## TASK DETAILS
All of the data that follows should be written out exactly.

═══ SOURCE DATA ═══

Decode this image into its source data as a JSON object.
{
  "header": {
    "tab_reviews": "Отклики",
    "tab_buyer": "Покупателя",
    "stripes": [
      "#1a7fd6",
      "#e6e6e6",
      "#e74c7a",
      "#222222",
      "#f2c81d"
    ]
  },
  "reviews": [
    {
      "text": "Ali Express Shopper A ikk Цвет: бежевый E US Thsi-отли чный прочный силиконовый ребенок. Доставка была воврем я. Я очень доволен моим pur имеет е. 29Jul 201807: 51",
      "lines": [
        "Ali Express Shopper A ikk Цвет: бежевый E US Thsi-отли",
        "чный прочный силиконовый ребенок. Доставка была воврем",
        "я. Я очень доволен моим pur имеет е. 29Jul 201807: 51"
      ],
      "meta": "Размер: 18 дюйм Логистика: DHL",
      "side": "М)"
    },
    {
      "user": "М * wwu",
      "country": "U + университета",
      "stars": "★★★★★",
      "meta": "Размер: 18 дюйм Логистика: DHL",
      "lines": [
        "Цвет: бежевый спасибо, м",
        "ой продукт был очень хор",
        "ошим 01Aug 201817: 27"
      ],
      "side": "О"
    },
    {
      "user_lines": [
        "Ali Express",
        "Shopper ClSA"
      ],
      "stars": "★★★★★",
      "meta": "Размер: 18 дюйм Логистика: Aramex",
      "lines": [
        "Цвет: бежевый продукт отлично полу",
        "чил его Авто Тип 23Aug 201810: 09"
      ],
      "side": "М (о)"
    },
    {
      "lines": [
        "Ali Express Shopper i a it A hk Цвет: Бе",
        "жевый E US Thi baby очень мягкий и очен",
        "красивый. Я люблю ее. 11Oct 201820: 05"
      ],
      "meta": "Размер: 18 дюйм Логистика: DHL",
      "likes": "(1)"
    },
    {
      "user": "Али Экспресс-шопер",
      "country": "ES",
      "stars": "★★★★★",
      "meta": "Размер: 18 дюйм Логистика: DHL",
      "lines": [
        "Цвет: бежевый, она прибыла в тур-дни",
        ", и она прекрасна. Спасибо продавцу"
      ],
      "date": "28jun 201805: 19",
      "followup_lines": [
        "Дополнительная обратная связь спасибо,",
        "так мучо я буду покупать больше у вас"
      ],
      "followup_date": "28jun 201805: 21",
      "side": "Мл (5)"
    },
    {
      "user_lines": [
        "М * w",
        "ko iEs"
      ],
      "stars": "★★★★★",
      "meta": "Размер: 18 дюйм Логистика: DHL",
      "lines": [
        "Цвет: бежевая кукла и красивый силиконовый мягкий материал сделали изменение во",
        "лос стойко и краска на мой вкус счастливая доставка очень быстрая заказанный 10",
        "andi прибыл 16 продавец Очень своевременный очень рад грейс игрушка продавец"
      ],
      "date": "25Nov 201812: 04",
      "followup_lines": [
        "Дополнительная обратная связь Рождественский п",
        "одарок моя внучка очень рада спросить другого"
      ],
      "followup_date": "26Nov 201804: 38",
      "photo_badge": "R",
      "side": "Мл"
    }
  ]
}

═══

## SOLUTION TO THE PROBLEM
Decode this image into its source data as a JSON object.
{
  "header": {
    "tab_reviews": "Отклики",
    "tab_buyer": "Покупателя",
    "stripes": [
      "#1a7fd6",
      "#e6e6e6",
      "#e74c7a",
      "#222222",
      "#f2c81d"
    ]
  },
  "reviews": [
    {
      "text": "Ali Express Shopper A ikk Цвет: бежевый E US Thsi-отли чный прочный силиконовый ребенок. Доставка была воврем я. Я очень доволен моим pur имеет е. 29Jul 201807: 51",
      "lines": [
        "Ali Express Shopper A ikk Цвет: бежевый E US Thsi-отли",
        "чный прочный силиконовый ребенок. Доставка была воврем",
        "я. Я очень доволен моим pur имеет е. 29Jul 201807: 51"
      ],
      "meta": "Размер: 18 дюйм Логистика: DHL",
      "side": "М)"
    },
    {
      "user": "М * wwu",
      "country": "U + университета",
      "stars": "★★★★★",
      "meta": "Размер: 18 дюйм Логистика: DHL",
      "lines": [
        "Цвет: бежевый спасибо, м",
        "ой продукт был очень хор",
        "ошим 01Aug 201817: 27"
      ],
      "side": "О"
    },
    {
      "user_lines": [
        "Ali Express",
        "Shopper ClSA"
      ],
      "stars": "★★★★★",
      "meta": "Размер: 18 дюйм Логистика: Aramex",
      "lines": [
        "Цвет: бежевый продукт отлично полу",
        "чил его Авто Тип 23Aug 201810: 09"
      ],
      "side": "М (о)"
    },
    {
      "lines": [
        "Ali Express Shopper i a it A hk Цвет: Бе",
        "жевый E US Thi baby очень мягкий и очен",
        "красивый. Я люблю ее. 11Oct 201820: 05"
      ],
      "meta": "Размер: 18 дюйм Логистика: DHL",
      "likes": "(1)"
    },
    {
      "user": "Али Экспресс-шопер",
      "country": "ES",
      "stars": "★★★★★",
      "meta": "Размер: 18 дюйм Логистика: DHL",
      "lines": [
        "Цвет: бежевый, она прибыла в тур-дни",
        ", и она прекрасна. Спасибо продавцу"
      ],
      "date": "28jun 201805: 19",
      "followup_lines": [
        "Дополнительная обратная связь спасибо,",
        "так мучо я буду покупать больше у вас"
      ],
      "followup_date": "28jun 201805: 21",
      "side": "Мл (5)"
    },
    {
      "user_lines": [
        "М * w",
        "ko iEs"
      ],
      "stars": "★★★★★",
      "meta": "Размер: 18 дюйм Логистика: DHL",
      "lines": [
        "Цвет: бежевая кукла и красивый силиконовый мягкий материал сделали изменение во",
        "лос стойко и краска на мой вкус счастливая доставка очень быстрая заказанный 10",
        "andi прибыл 16 продавец Очень своевременный очень рад грейс игрушка продавец"
      ],
      "date": "25Nov 201812: 04",
      "followup_lines": [
        "Дополнительная обратная связь Рождественский п",
        "одарок моя внучка очень рада спросить другого"
      ],
      "followup_date": "26Nov 201804: 38",
      "photo_badge": "R",
      "side": "Мл"
    }
  ]
}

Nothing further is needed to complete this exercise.